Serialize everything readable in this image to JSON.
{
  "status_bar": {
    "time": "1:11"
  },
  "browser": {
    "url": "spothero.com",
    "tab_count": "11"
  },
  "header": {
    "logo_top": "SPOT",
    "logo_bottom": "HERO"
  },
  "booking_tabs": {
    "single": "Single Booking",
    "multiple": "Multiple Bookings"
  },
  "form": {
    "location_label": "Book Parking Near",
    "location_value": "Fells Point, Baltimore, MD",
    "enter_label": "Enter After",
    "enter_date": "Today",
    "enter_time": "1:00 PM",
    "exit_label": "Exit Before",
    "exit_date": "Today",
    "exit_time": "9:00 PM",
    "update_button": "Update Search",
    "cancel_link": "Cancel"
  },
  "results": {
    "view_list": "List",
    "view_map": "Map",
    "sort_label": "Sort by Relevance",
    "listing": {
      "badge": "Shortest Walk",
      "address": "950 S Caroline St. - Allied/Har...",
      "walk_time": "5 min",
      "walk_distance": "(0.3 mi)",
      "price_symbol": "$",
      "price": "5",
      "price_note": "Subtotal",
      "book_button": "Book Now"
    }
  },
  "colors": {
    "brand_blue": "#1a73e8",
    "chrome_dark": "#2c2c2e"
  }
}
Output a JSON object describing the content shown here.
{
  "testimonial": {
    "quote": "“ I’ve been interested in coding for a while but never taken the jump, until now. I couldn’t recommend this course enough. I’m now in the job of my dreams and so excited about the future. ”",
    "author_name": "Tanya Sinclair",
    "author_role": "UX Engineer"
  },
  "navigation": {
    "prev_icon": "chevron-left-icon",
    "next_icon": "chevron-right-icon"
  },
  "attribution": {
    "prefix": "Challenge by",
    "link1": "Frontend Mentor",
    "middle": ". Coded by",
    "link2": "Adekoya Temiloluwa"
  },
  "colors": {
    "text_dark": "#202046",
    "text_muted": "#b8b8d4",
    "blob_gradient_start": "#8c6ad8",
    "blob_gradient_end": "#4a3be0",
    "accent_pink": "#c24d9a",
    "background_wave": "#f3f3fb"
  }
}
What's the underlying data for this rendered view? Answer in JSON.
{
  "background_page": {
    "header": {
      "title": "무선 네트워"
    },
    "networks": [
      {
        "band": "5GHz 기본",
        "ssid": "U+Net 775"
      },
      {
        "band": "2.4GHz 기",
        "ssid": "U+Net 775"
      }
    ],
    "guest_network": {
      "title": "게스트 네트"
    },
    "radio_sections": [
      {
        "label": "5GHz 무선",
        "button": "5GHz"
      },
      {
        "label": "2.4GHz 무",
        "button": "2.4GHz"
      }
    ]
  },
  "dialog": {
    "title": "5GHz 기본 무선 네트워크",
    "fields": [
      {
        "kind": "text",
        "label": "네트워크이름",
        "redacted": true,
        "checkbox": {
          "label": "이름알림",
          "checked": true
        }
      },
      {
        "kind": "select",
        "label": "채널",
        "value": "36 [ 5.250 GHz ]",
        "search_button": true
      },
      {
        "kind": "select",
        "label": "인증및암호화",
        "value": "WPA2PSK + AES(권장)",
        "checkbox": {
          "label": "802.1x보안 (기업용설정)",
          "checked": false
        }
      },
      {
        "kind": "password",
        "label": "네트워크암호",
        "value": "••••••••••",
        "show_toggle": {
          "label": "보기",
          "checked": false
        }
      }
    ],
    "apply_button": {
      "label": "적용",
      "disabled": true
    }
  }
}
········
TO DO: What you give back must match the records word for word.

WRITTEN RESPONSE:
Serialize everything readable in this image to JSON.
{
  "status_bar": {
    "time": "1:11"
  },
  "browser": {
    "url": "spothero.com",
    "tab_count": "11"
  },
  "header": {
    "logo_top": "SPOT",
    "logo_bottom": "HERO"
  },
  "booking_tabs": {
    "single": "Single Booking",
    "multiple": "Multiple Bookings"
  },
  "form": {
    "location_label": "Book Parking Near",
    "location_value": "Fells Point, Baltimore, MD",
    "enter_label": "Enter After",
    "enter_date": "Today",
    "enter_time": "1:00 PM",
    "exit_label": "Exit Before",
    "exit_date": "Today",
    "exit_time": "9:00 PM",
    "update_button": "Update Search",
    "cancel_link": "Cancel"
  },
  "results": {
    "view_list": "List",
    "view_map": "Map",
    "sort_label": "Sort by Relevance",
    "listing": {
      "badge": "Shortest Walk",
      "address": "950 S Caroline St. - Allied/Har...",
      "walk_time": "5 min",
      "walk_distance": "(0.3 mi)",
      "price_symbol": "$",
      "price": "5",
      "price_note": "Subtotal",
      "book_button": "Book Now"
    }
  },
  "colors": {
    "brand_blue": "#1a73e8",
    "chrome_dark": "#2c2c2e"
  }
}
Output a JSON object describing the content shown here.
{
  "testimonial": {
    "quote": "“ I’ve been interested in coding for a while but never taken the jump, until now. I couldn’t recommend this course enough. I’m now in the job of my dreams and so excited about the future. ”",
    "author_name": "Tanya Sinclair",
    "author_role": "UX Engineer"
  },
  "navigation": {
    "prev_icon": "chevron-left-icon",
    "next_icon": "chevron-right-icon"
  },
  "attribution": {
    "prefix": "Challenge by",
    "link1": "Frontend Mentor",
    "middle": ". Coded by",
    "link2": "Adekoya Temiloluwa"
  },
  "colors": {
    "text_dark": "#202046",
    "text_muted": "#b8b8d4",
    "blob_gradient_start": "#8c6ad8",
    "blob_gradient_end": "#4a3be0",
    "accent_pink": "#c24d9a",
    "background_wave": "#f3f3fb"
  }
}
What's the underlying data for this rendered view? Answer in JSON.
{
  "background_page": {
    "header": {
      "title": "무선 네트워"
    },
    "networks": [
      {
        "band": "5GHz 기본",
        "ssid": "U+Net 775"
      },
      {
        "band": "2.4GHz 기",
        "ssid": "U+Net 775"
      }
    ],
    "guest_network": {
      "title": "게스트 네트"
    },
    "radio_sections": [
      {
        "label": "5GHz 무선",
        "button": "5GHz"
      },
      {
        "label": "2.4GHz 무",
        "button": "2.4GHz"
      }
    ]
  },
  "dialog": {
    "title": "5GHz 기본 무선 네트워크",
    "fields": [
      {
        "kind": "text",
        "label": "네트워크이름",
        "redacted": true,
        "checkbox": {
          "label": "이름알림",
          "checked": true
        }
      },
      {
        "kind": "select",
        "label": "채널",
        "value": "36 [ 5.250 GHz ]",
        "search_button": true
      },
      {
        "kind": "select",
        "label": "인증및암호화",
        "value": "WPA2PSK + AES(권장)",
        "checkbox": {
          "label": "802.1x보안 (기업용설정)",
          "checked": false
        }
      },
      {
        "kind": "password",
        "label": "네트워크암호",
        "value": "••••••••••",
        "show_toggle": {
          "label": "보기",
          "checked": false
        }
      }
    ],
    "apply_button": {
      "label": "적용",
      "disabled": true
    }
  }
}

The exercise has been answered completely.